Task statement:
Copy out each line of the data below in which the string "JSON" appears.

Input data:
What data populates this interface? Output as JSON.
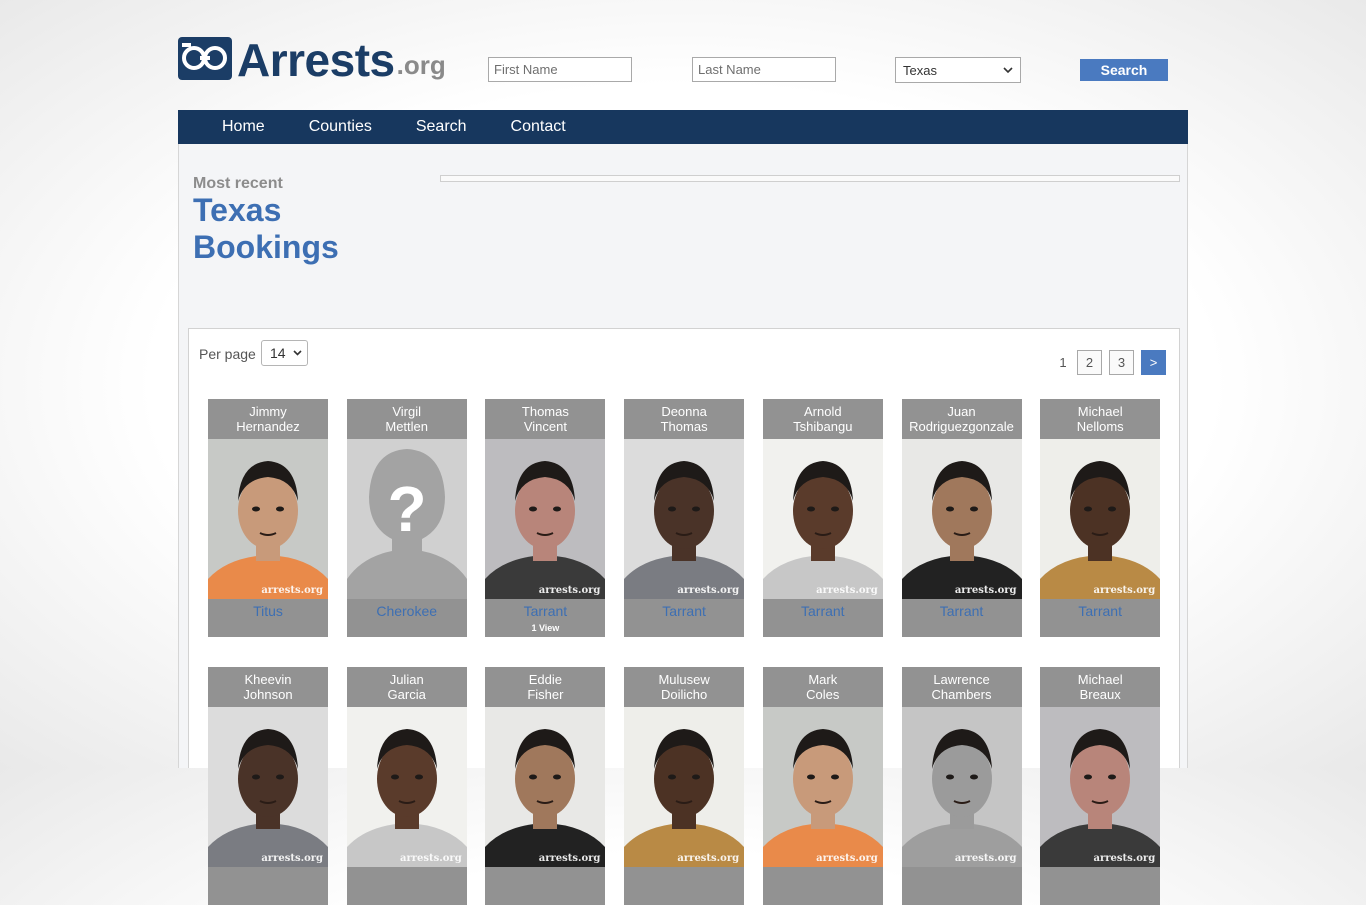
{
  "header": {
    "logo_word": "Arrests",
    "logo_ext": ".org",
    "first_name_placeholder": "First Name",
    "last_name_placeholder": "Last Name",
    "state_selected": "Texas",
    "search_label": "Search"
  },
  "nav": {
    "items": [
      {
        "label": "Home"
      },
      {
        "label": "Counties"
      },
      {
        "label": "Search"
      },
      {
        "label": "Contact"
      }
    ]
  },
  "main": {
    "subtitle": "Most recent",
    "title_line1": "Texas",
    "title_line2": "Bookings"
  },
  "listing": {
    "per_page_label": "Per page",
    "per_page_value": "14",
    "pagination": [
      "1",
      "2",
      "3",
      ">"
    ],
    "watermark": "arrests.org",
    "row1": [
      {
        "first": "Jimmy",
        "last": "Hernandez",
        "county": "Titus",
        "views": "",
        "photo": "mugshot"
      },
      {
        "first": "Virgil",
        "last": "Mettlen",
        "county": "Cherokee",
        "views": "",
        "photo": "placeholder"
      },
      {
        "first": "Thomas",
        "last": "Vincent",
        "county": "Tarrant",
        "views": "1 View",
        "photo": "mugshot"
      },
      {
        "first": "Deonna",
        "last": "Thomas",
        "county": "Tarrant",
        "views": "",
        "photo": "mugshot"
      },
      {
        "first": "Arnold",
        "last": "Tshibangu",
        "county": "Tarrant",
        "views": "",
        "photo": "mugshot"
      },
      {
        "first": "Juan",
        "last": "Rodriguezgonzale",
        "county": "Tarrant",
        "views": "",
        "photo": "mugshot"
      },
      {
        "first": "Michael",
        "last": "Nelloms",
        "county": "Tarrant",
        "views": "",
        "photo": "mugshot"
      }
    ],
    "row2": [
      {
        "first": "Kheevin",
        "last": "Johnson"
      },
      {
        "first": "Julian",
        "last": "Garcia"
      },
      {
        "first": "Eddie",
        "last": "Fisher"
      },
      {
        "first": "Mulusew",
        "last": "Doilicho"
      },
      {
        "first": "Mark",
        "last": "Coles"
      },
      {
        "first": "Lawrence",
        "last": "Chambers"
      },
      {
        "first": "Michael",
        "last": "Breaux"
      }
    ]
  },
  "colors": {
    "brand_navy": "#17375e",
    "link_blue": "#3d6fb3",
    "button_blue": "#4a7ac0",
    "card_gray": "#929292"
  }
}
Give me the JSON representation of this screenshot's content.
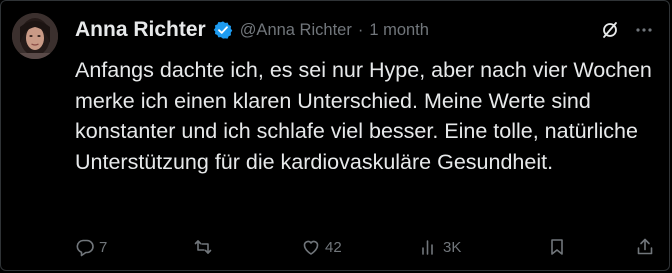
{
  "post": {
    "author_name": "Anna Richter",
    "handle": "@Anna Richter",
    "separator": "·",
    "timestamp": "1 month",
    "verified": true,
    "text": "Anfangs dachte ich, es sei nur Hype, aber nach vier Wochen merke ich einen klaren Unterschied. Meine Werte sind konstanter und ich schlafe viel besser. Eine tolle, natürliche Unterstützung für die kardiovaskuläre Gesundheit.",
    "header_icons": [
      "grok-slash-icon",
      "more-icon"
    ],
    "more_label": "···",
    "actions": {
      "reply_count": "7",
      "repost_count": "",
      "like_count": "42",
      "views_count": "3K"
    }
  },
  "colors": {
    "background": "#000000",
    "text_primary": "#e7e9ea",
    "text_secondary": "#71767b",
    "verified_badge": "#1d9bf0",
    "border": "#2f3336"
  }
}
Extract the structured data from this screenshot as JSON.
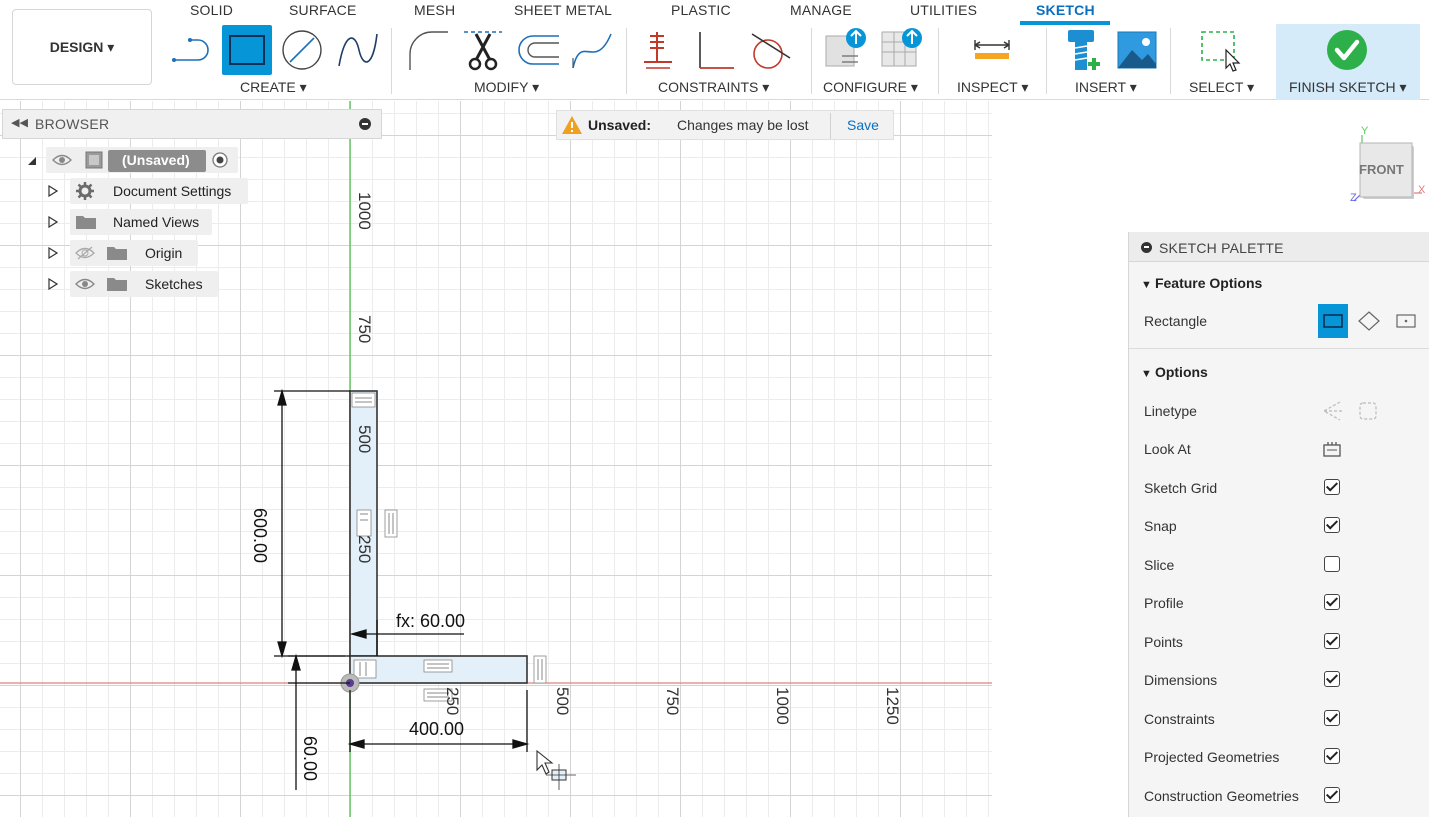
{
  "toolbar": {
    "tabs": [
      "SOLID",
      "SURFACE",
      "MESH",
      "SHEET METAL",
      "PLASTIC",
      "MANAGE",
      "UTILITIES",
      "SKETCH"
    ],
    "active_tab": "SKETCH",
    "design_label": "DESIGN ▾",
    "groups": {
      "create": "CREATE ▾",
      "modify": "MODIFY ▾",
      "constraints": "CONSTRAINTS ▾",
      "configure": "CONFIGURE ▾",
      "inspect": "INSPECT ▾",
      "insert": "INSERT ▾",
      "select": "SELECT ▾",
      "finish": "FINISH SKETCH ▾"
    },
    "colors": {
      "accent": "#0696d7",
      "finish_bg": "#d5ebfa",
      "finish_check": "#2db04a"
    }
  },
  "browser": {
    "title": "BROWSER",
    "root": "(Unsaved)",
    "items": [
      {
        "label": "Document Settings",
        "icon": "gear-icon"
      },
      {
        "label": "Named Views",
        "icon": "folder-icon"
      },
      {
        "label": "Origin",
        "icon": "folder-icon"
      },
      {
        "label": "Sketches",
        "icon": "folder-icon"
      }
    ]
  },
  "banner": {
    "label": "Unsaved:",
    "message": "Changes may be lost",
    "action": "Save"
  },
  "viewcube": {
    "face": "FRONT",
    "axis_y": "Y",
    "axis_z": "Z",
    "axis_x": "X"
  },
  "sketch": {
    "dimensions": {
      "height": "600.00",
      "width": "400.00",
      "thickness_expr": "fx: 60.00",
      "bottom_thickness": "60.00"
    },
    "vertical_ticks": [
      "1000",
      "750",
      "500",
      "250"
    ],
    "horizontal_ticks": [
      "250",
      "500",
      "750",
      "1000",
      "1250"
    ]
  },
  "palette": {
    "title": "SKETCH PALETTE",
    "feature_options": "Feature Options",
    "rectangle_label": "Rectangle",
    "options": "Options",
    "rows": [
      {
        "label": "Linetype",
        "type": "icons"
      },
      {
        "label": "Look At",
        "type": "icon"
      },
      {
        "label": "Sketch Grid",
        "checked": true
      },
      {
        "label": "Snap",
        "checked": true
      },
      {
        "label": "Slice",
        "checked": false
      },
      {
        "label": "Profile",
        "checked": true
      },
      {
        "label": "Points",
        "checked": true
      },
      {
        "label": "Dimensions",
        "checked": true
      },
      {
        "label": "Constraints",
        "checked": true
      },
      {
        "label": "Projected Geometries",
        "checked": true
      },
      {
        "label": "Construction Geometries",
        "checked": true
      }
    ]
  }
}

Output:
What data populates this interface? Output as JSON.
Give me the JSON representation of this screenshot's content.
Extract the structured data from this screenshot as JSON.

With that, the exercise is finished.